Summer means stargazing. You could do it the old-fashioned way -- you know, just staring -- but Celestron's SkyScout and Meade's mySKY make it a whole lot more fun.

Both high-tech devices use GPS technology to identify objects in the night sky from where you're standing. Point the unit at a star and a readout tells you which one it is. Audio narration fills in the details. You can also enter the name of a star and have the devices steer you to its location, or they can give you a tour of that night's celestial highlights.

The newer mySKY is better in some ways:

• Its color LCD screen shows video and graphics, unlike the SkyScout's text-only readouts.

• It displays a real-time star map as you scan the sky.

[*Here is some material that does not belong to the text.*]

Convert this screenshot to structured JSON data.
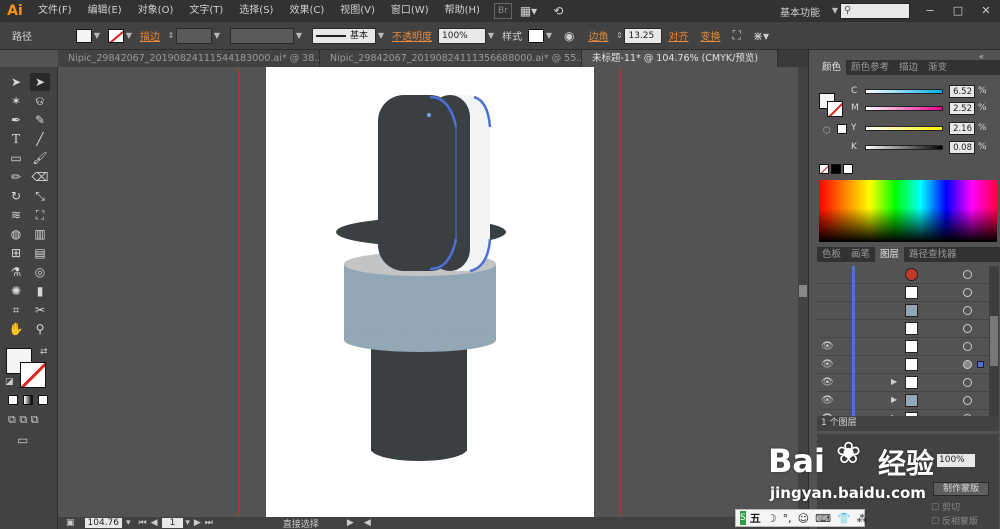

• It is cheaper -- $280 vs. $300 at

• Its gun-style sighting offers a less obscured view of the sky, while the SkyScout requires looking through a viewer.

But not everything is good:

• MySKY's lightweight construction feels cheap.

• Its automatic GPS setup takes too long and often doesn't work.

• Its sighting lights distract from seeing the stars.

• Its find-a-star targeting is less accurate.

I prefer the SkyScout, but I'd be happy with either device on a star-filled summer night.